====== Supplied records ======

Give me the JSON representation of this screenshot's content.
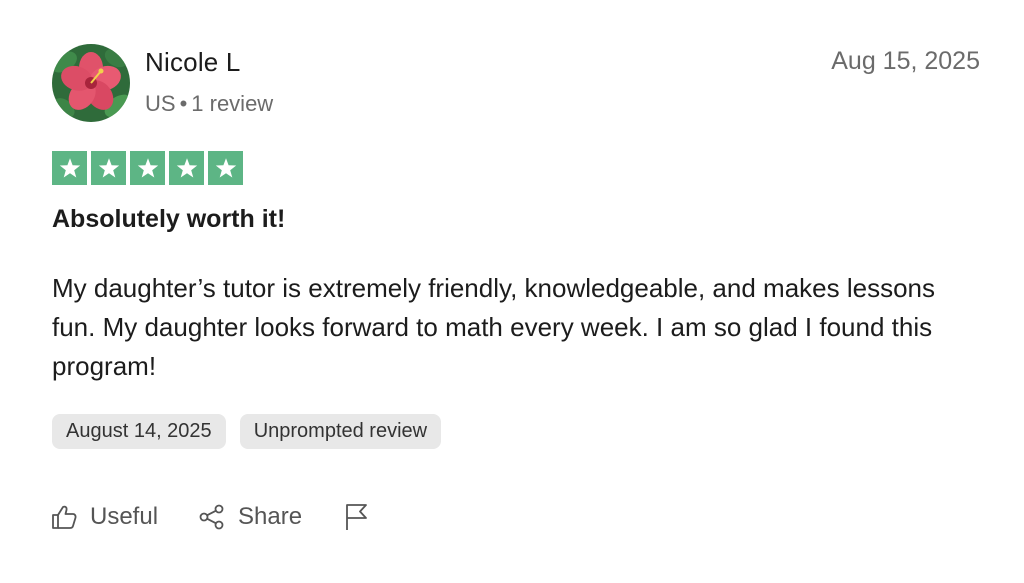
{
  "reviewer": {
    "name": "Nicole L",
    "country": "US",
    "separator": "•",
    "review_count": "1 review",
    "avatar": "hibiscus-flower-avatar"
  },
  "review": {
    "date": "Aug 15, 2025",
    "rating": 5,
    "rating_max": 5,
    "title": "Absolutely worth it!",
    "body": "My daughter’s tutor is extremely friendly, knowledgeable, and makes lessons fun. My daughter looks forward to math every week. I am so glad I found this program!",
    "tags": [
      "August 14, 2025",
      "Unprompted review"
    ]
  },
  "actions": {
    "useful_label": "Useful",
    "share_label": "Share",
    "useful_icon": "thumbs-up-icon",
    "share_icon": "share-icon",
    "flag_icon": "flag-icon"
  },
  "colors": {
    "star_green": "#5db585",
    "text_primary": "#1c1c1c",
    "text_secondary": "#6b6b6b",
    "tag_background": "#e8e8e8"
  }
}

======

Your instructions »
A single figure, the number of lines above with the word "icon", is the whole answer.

Answer below »
3